Required action | From the data, return each line holding the word "JSON".

━━━━

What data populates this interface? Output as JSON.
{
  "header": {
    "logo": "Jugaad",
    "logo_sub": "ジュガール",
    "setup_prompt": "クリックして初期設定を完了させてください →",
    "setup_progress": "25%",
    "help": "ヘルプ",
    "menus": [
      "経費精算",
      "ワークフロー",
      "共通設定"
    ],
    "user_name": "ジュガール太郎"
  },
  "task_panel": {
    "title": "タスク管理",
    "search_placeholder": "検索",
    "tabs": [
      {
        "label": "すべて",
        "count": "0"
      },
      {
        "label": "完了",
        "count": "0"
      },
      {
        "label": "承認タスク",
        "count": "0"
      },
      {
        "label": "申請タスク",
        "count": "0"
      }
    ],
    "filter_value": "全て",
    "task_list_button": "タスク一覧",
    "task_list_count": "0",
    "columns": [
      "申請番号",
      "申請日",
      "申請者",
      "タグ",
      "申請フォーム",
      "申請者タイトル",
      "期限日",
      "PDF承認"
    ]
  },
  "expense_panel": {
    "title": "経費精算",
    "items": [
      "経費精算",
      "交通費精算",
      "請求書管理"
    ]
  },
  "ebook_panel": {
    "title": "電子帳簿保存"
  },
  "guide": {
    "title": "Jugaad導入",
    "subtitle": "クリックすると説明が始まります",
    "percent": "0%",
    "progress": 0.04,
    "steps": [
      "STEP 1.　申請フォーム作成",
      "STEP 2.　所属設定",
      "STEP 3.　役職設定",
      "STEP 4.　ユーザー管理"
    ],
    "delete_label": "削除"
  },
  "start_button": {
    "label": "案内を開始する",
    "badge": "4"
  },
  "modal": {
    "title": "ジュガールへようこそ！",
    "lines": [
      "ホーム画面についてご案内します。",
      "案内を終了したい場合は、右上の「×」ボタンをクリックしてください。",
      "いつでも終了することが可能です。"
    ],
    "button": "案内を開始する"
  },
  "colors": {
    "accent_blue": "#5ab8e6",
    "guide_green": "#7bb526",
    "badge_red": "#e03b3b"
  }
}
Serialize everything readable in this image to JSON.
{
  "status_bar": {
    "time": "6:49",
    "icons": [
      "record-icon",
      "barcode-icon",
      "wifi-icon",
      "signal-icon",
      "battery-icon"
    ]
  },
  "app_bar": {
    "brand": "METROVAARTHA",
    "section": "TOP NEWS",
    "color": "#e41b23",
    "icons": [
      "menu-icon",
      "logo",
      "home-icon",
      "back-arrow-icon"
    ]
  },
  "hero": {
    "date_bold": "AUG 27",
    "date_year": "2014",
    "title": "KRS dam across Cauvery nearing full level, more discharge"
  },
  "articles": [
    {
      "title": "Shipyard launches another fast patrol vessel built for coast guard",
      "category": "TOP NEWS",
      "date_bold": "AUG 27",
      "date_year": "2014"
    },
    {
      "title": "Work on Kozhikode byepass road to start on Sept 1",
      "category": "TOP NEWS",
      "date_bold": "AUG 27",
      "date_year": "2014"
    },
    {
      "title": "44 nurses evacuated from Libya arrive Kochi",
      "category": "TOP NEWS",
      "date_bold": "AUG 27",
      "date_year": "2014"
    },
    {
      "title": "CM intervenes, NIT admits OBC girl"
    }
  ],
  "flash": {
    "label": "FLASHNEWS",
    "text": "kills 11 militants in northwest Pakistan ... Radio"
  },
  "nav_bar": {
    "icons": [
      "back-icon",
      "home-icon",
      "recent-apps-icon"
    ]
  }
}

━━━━

Response |
What data populates this interface? Output as JSON.
Serialize everything readable in this image to JSON.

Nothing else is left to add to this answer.